The rhetoric of play as fate, power, and some aspects of play as identity and frivolity all fit within the prepersonal worldview. Play as identity can be as true for a mythic culture centered Integral Play Fall 2007, Vol. 2, No. 3 around festivals and rituals as it is in a highly bureaucratic culture centered around loyalty to the firm and its membership in the country club, regular golfing, and barbeque parties, etc. Play as frivolity is really the play of the outsider, children, crazy people, the elderly, or marginalized racial groups at any developmental stage. The rhetoric of play as self and play as progress as well as aspects of play as identity primarily express the personal worldview, while some aspects of the play of imagination and again frivolity express postpersonal worldviews. In a postpersonal expression of play as imagination, the identity is expanded through the imagination. We imagine playing with creatures very different from ourselves, whether they are children of future generations or non-human species.44 The play of Self (capital “S”), to expand Sutton-Smith’s original category, is another postpersonal worldview that deliberately expands the sense of identity and includes meditation, breathwork, inquiry, or psychotropic drug use, to name a few.
Aspects of Sutton-Smith’s rhetoric of frivolity reaches transpersonal dimensions in its ability to play with any rules of the game, including those of rational discourse or even, ultimately, physics.
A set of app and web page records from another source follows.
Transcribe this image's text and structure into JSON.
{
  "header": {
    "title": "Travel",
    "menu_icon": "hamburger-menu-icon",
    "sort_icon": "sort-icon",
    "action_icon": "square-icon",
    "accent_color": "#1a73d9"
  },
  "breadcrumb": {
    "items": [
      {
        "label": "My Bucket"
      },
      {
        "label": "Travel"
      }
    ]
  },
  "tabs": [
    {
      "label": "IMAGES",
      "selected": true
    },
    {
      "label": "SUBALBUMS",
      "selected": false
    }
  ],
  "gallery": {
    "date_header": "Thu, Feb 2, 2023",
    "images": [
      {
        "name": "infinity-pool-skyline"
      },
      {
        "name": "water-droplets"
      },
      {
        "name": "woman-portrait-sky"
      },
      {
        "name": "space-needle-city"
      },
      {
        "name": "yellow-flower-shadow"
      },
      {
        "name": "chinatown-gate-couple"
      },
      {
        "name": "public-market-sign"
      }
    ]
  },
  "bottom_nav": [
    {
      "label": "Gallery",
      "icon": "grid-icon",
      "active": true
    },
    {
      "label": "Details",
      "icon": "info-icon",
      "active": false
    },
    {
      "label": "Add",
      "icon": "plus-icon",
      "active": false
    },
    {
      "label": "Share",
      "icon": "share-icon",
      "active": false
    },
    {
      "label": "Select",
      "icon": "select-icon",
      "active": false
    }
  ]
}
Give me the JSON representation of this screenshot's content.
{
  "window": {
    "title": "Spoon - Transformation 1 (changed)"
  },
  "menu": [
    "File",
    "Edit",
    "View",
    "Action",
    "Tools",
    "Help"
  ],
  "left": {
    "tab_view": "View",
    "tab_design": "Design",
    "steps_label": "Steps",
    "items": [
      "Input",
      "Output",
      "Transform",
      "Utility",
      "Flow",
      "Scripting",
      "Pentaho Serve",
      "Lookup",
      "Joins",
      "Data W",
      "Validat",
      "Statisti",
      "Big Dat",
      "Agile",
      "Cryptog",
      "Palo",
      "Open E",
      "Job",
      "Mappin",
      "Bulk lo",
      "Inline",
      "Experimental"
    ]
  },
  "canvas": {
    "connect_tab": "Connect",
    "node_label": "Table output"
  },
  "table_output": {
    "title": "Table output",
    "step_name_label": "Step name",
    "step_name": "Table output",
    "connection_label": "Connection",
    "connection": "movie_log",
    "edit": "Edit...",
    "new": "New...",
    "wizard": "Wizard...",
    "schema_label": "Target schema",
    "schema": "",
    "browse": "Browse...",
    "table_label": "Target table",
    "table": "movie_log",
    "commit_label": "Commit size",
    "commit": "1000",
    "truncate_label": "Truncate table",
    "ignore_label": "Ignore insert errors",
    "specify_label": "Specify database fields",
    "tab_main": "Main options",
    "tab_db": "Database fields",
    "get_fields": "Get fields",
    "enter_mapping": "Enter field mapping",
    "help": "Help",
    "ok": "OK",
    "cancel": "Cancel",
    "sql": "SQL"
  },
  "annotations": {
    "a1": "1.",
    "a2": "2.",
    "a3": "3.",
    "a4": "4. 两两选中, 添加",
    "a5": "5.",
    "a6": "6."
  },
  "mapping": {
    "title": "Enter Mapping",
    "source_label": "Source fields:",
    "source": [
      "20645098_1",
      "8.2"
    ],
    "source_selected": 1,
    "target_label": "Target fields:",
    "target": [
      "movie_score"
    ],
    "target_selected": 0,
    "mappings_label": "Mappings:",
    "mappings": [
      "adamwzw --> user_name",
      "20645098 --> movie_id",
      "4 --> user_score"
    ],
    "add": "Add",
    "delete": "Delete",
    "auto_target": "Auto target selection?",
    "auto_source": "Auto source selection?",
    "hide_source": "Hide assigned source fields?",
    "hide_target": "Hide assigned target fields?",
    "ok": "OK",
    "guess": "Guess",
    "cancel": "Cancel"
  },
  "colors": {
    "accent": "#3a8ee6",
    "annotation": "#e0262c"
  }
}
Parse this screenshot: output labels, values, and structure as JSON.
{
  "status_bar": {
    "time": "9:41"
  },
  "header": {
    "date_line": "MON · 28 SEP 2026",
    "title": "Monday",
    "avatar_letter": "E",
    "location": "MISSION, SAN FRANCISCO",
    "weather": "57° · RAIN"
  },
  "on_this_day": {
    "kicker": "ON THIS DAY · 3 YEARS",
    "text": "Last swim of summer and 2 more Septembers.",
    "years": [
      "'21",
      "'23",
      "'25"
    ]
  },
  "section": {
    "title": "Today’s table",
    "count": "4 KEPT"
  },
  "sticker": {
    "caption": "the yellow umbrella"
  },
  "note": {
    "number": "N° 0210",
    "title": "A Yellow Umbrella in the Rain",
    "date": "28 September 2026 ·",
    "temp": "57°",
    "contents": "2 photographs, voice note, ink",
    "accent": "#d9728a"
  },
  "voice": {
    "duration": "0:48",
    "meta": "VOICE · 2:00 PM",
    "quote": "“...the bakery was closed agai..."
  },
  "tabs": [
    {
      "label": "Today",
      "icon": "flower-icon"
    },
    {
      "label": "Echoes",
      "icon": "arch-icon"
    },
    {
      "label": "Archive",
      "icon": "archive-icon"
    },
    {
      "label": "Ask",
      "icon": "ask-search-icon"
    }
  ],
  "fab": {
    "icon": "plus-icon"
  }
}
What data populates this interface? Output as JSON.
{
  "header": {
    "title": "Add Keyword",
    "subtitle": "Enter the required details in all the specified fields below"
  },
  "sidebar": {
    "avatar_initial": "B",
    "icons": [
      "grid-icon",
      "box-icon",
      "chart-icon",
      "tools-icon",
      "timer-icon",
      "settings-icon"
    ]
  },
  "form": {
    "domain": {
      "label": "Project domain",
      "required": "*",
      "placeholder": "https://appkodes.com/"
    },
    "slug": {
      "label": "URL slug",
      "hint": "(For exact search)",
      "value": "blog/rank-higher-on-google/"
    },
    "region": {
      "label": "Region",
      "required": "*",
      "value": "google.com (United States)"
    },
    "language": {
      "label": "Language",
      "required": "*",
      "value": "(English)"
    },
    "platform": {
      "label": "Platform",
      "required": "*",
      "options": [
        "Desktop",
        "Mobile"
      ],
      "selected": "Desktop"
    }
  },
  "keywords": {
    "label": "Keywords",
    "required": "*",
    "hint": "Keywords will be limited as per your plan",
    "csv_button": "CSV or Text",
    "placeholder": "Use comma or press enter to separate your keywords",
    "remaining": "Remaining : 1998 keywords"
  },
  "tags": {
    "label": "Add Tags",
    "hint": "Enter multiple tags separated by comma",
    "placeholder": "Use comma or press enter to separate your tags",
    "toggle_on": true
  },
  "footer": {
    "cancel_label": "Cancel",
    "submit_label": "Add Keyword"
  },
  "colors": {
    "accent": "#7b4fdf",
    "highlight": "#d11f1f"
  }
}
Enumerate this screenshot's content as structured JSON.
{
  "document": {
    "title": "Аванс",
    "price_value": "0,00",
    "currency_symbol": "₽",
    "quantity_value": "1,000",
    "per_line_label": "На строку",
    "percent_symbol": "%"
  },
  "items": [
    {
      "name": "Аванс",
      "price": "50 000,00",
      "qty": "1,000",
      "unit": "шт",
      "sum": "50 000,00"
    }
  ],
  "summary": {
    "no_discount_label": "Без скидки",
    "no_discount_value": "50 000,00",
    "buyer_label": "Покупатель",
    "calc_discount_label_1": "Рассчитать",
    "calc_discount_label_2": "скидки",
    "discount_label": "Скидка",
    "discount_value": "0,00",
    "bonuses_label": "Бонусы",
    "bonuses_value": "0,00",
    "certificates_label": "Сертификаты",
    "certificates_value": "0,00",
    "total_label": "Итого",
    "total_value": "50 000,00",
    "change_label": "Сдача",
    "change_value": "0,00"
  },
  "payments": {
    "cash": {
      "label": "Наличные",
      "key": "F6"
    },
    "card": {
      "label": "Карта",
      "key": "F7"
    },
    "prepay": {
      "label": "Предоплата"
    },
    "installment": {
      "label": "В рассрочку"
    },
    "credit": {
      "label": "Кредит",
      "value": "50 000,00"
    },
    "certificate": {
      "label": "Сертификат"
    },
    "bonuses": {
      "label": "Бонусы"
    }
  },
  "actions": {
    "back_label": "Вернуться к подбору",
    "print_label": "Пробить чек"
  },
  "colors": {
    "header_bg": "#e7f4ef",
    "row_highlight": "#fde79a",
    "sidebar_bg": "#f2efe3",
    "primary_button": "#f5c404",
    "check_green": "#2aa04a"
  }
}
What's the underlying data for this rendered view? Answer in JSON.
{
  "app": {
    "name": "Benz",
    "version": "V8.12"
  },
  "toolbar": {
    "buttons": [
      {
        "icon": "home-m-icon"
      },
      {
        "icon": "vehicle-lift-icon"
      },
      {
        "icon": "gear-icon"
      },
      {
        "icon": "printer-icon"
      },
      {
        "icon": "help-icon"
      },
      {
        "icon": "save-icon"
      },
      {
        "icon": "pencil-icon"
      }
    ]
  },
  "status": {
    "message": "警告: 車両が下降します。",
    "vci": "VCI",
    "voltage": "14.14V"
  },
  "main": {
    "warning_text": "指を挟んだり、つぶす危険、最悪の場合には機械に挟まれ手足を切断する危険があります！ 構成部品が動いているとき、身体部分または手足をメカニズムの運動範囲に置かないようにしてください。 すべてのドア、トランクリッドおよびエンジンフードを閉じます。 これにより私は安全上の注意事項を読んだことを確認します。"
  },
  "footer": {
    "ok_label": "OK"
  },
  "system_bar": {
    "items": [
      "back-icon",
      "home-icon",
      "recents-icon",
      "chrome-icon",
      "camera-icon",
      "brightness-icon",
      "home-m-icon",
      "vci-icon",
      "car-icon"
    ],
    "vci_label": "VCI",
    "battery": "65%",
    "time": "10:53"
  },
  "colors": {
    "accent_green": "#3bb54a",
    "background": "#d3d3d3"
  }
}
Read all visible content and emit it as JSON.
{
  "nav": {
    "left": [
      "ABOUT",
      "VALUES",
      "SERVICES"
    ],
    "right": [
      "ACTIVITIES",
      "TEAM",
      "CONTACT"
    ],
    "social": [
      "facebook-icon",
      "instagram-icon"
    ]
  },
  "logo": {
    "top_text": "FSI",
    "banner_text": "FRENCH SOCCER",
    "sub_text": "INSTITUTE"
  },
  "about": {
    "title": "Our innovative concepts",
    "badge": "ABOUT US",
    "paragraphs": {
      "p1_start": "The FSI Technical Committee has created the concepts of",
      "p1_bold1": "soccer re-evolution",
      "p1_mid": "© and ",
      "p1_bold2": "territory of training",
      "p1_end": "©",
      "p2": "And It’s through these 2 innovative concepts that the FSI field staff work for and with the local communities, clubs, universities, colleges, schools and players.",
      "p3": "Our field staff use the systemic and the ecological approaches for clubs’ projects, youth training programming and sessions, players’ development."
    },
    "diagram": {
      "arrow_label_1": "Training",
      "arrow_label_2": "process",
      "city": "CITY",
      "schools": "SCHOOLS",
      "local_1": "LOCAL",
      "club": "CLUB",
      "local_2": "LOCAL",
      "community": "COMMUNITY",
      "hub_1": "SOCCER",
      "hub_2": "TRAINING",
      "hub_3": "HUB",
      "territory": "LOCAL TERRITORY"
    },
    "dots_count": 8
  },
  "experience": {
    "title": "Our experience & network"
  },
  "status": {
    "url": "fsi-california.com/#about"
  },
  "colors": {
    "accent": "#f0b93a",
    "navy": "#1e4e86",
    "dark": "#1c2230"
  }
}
The remarkable correlations between the play rhetorics and the play selves serve to highlight that Sutton-Smith’s work has an implicit developmental dimension.